A few years ago, my family and I drove to Florida. Along the way, we stopped at a few different restaurants that I chose by googling, cross referencing reviews, and location. I dug through blogs, municipal websites, and news articles looking for the diamond in the rough that wasn’t too far off the highway that would be delicious and not terribly unhealthy and showcased the culture of the area where we were. We stopped at some great restaurants and I don’t recall anyone in the car being disappointed in our dining options. All that being said, my process started about an hour before we needed to stop for lunch because it took a while to do all of that hunting around. Next time I might take to social media and search hashtags and hope to find people like Rob who runs the Eating Portland Alive account here in Maine. (If you’re not following Eating Portland Alive on Instagram then are you even going to the best restaurants in Portland?)
Rob started Eating Portland Alive 5-years ago and is up to almost 11k followers. His photos of meals and descriptions of food are enticing and authentic because he spends the time learning and getting to know the staff and chefs in the restaurants. Rather than writing what he thinks his audience wants to hear, Rob writes about his experience and showcases wonderful Maine businesses and foods; it’s authentic and honest, and totally helpful if you’re trying to find a new place to eat.
Rob started the account because, as he says, “I had all of these restaurants at my fingertips.” He works in Portland and took advantage of his lunch time to visit many of the amazing restaurants that surround his office in Portland. (He also mentioned the light during lunch time is good for photos. Which is a super helpful tip.) His favorite restaurant is, “Whatever I feel like in that mood,” but his favorite seafood spots are a bit more specific naming restaurants like Mami, Scales, and Miyake. According to Rob, “My part in the equation is minimal. The chefs are doing all the work. I want to take a picture that looks good and help showcase what they are doing.”
When Rob and I had lunch, we met at Crunchy Poke on Fore St. in Portland. I had the spicy tuna poke and it was outstanding. I like spicy food and often find in Maine when something is advertised as spicy it’s either not or over-the-top-spicy; this poke bowl was perfect. Rob and I sat and chatted about food, of course, sustainability, trends in food, authenticity, what to do in Portland besides eat, and even development, “Portland doesn’t have a problem with growing. We need to figure how to sustain what we already have.”

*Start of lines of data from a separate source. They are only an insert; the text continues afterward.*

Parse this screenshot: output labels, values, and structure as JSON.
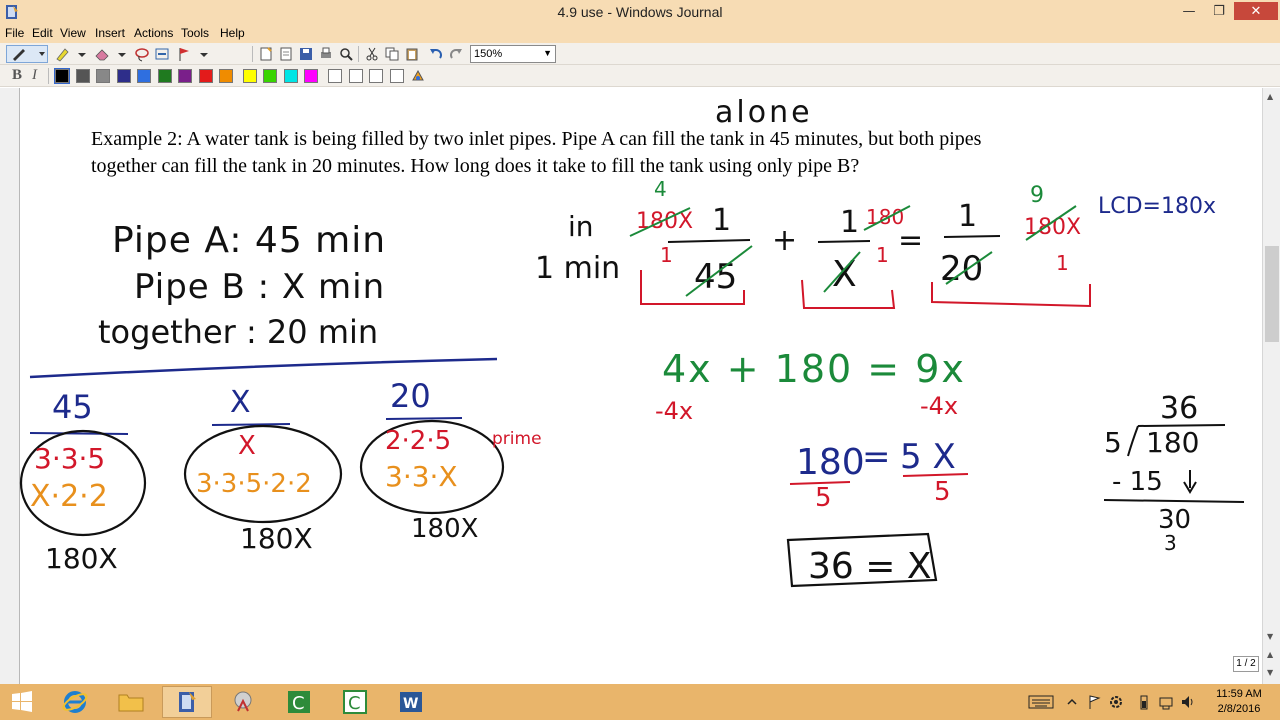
{
  "window": {
    "title": "4.9 use - Windows Journal",
    "minimize": "—",
    "restore": "❐",
    "close": "✕"
  },
  "menu": [
    "File",
    "Edit",
    "View",
    "Insert",
    "Actions",
    "Tools",
    "Help"
  ],
  "toolbar": {
    "zoom": "150%",
    "bold": "B",
    "italic": "I"
  },
  "colors": {
    "titlebar": "#f7dcb4",
    "taskbar": "#e9b56b",
    "ink_black": "#111111",
    "ink_blue": "#1d2a8c",
    "ink_red": "#d2172a",
    "ink_green": "#1b8a3a",
    "ink_orange": "#e8901d"
  },
  "palette": [
    "#000000",
    "#555555",
    "#888888",
    "#2e2e8a",
    "#2f6fe0",
    "#1f7a1f",
    "#7a1f8a",
    "#e31b1b",
    "#f08c00",
    "#ffff00",
    "#39d400",
    "#00e5e5",
    "#ff00ff",
    "#ffffff",
    "#ffffff",
    "#ffffff",
    "#ffffff"
  ],
  "note": {
    "problem_line1": "Example 2: A water tank is being filled by two inlet pipes. Pipe A can fill the tank in 45 minutes, but both pipes",
    "problem_line2": "together can fill the tank in 20 minutes. How long does it take to fill the tank using only pipe B?",
    "ink": {
      "alone": "alone",
      "pipe_a": "Pipe A: 45 min",
      "pipe_b": "Pipe B : X min",
      "together": "together : 20 min",
      "in_label": "in",
      "one_min": "1 min",
      "lcd": "LCD=180x",
      "head_45": "45",
      "head_x": "X",
      "head_20": "20",
      "fact_45_red": "3·3·5",
      "fact_45_orange": "X·2·2",
      "fact_x_red": "X",
      "fact_x_orange": "3·3·5·2·2",
      "fact_20_red": "2·2·5",
      "fact_20_orange": "3·3·X",
      "prime": "prime",
      "lcd_45": "180X",
      "lcd_x": "180X",
      "lcd_20": "180X",
      "eq1_num": "1",
      "eq1_den": "45",
      "eq1_mult": "180X",
      "eq1_reduced": "4",
      "plus": "+",
      "eq2_num": "1",
      "eq2_den": "X",
      "eq2_mult": "180",
      "eq_sign": "=",
      "eq3_num": "1",
      "eq3_den": "20",
      "eq3_mult": "180X",
      "eq3_reduced": "9",
      "one_a": "1",
      "one_b": "1",
      "one_c": "1",
      "linear": "4x + 180 = 9x",
      "minus_left": "-4x",
      "minus_right": "-4x",
      "step_num_left": "180",
      "step_den_left": "5",
      "step_eq": "=",
      "step_num_right": "5 X",
      "step_den_right": "5",
      "answer": "36 = X",
      "div_quot": "36",
      "div_divisor": "5",
      "div_dividend": "180",
      "div_sub": "- 15",
      "div_rem": "30",
      "div_rem2": "3"
    }
  },
  "page_indicator": "1 / 2",
  "clock": {
    "time": "11:59 AM",
    "date": "2/8/2016"
  },
  "taskbar_apps": [
    "windows-start",
    "internet-explorer",
    "file-explorer",
    "windows-journal",
    "snipping-tool",
    "camtasia-recorder",
    "camtasia-studio",
    "word"
  ]
}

I wanted to meet and chat with Rob because I really like what he is doing; reviews, photos, and stories like his are how I want to learn about food and new places to try. Sure, I can read an article in the paper or a magazine or whatever, but usually the author only spends an hour with whoever they are interviewing and asks the usual questions. Rob is exploring Portland (and surrounding areas) restaurants in the same way that I want to explore and share about the fishing industry. I don’t want to read another article about a fisherman that talks about what time he gets up in the morning. Fishermen wake up very early and there’s not really more you can say about that. I want to know what he’s bringing for lunch or does anyone in the family get up with him and why?

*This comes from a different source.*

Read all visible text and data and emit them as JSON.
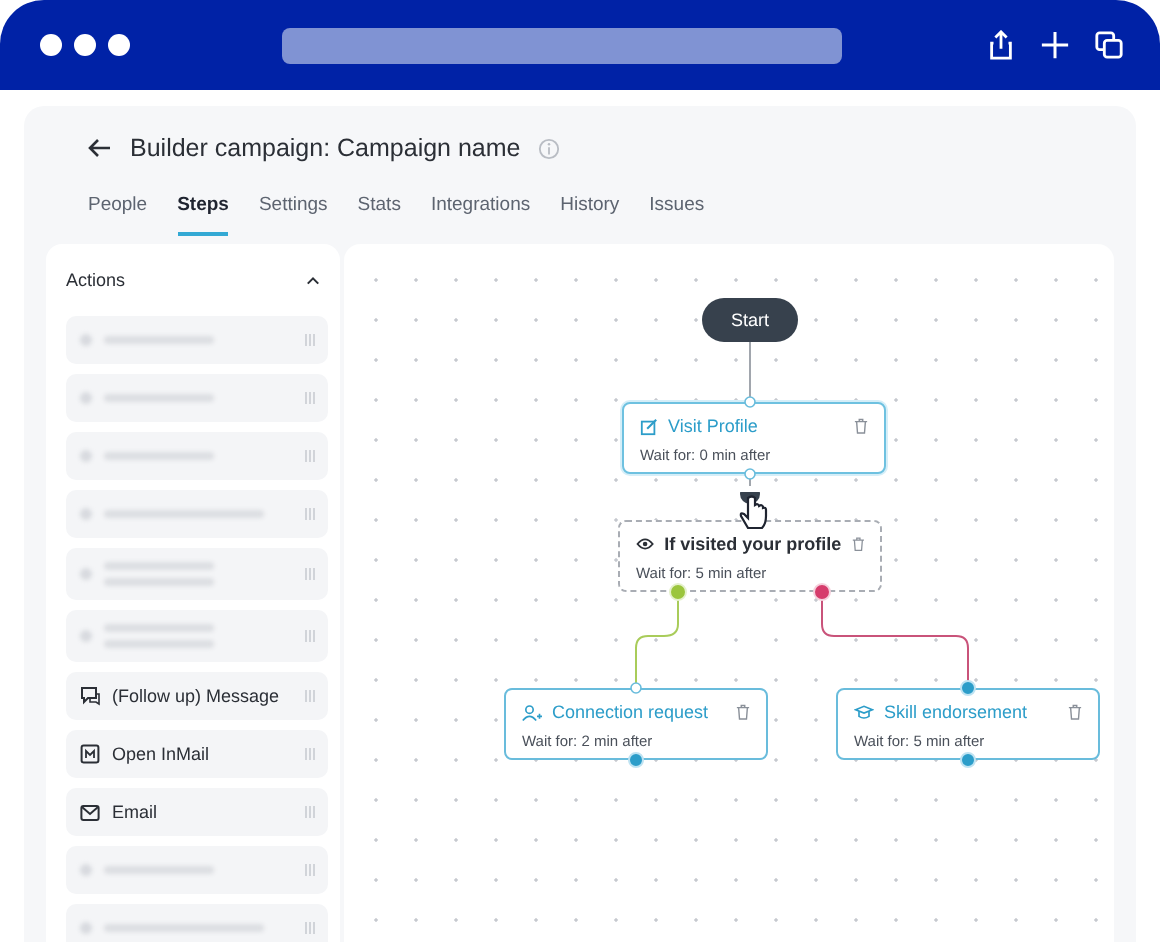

During one of the past snow storms, Rob posted about all the restaurants that were still open during the bad weather. That’s way more helpful than knowing how much snow is on the ground, and there’s something very humanizing to me about people hunkering down at a local restaurant enjoying some Maine fare. I definitely picture them playing Cribbage. It sort of replenishes my faith in humanity to think about Rob sharing the information so that people that want to avoid cabin fever can get out of hibernation and spend time together, connecting and eating. (And, like I said, playing cribbage.)

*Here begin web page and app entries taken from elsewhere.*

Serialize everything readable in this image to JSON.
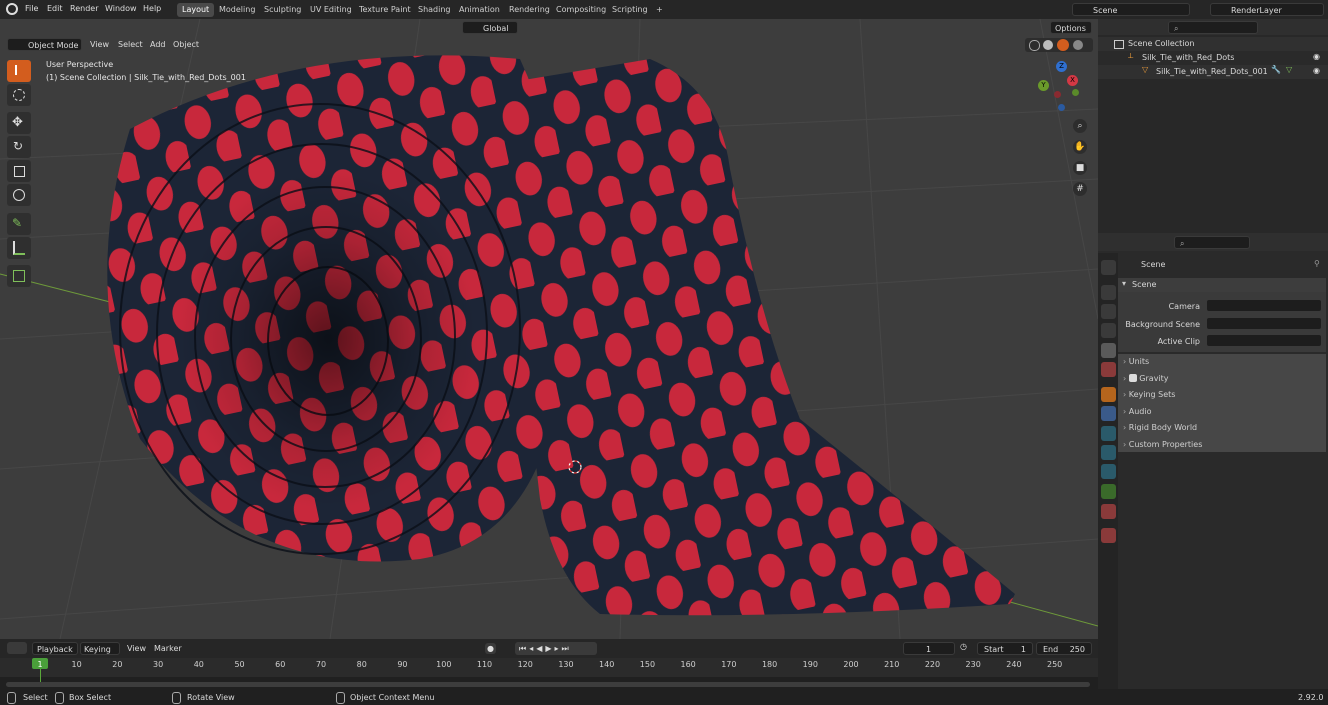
{
  "menu": [
    "File",
    "Edit",
    "Render",
    "Window",
    "Help"
  ],
  "workspaces": [
    "Layout",
    "Modeling",
    "Sculpting",
    "UV Editing",
    "Texture Paint",
    "Shading",
    "Animation",
    "Rendering",
    "Compositing",
    "Scripting"
  ],
  "add_workspace": "+",
  "scene_name": "Scene",
  "view_layer": "RenderLayer",
  "viewport": {
    "mode": "Object Mode",
    "menus": [
      "View",
      "Select",
      "Add",
      "Object"
    ],
    "orientation": "Global",
    "options": "Options",
    "perspective": "User Perspective",
    "collection_path": "(1) Scene Collection | Silk_Tie_with_Red_Dots_001",
    "gizmo": {
      "x": "X",
      "y": "Y",
      "z": "Z"
    }
  },
  "outliner": {
    "root": "Scene Collection",
    "items": [
      {
        "label": "Silk_Tie_with_Red_Dots",
        "level": 1
      },
      {
        "label": "Silk_Tie_with_Red_Dots_001",
        "level": 2
      }
    ]
  },
  "properties": {
    "context": "Scene",
    "panel": "Scene",
    "fields": [
      {
        "label": "Camera",
        "value": ""
      },
      {
        "label": "Background Scene",
        "value": ""
      },
      {
        "label": "Active Clip",
        "value": ""
      }
    ],
    "subpanels": [
      "Units",
      "Gravity",
      "Keying Sets",
      "Audio",
      "Rigid Body World",
      "Custom Properties"
    ],
    "gravity_checked": true
  },
  "timeline": {
    "menus": [
      "Playback",
      "Keying",
      "View",
      "Marker"
    ],
    "current_frame": "1",
    "start_label": "Start",
    "start": "1",
    "end_label": "End",
    "end": "250",
    "ticks": [
      "1",
      "10",
      "20",
      "30",
      "40",
      "50",
      "60",
      "70",
      "80",
      "90",
      "100",
      "110",
      "120",
      "130",
      "140",
      "150",
      "160",
      "170",
      "180",
      "190",
      "200",
      "210",
      "220",
      "230",
      "240",
      "250"
    ]
  },
  "status": {
    "items": [
      "Select",
      "Box Select",
      "Rotate View",
      "Object Context Menu"
    ],
    "version": "2.92.0"
  },
  "colors": {
    "accent": "#d35d1e",
    "tie": "#1c2536",
    "dots": "#c8283c",
    "viewport_bg": "#3d3d3d"
  }
}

And, lastly, the place Rob sends people looking for something to do in Portland other than eat? Lucky Catch, of course! (Another story, for another time.)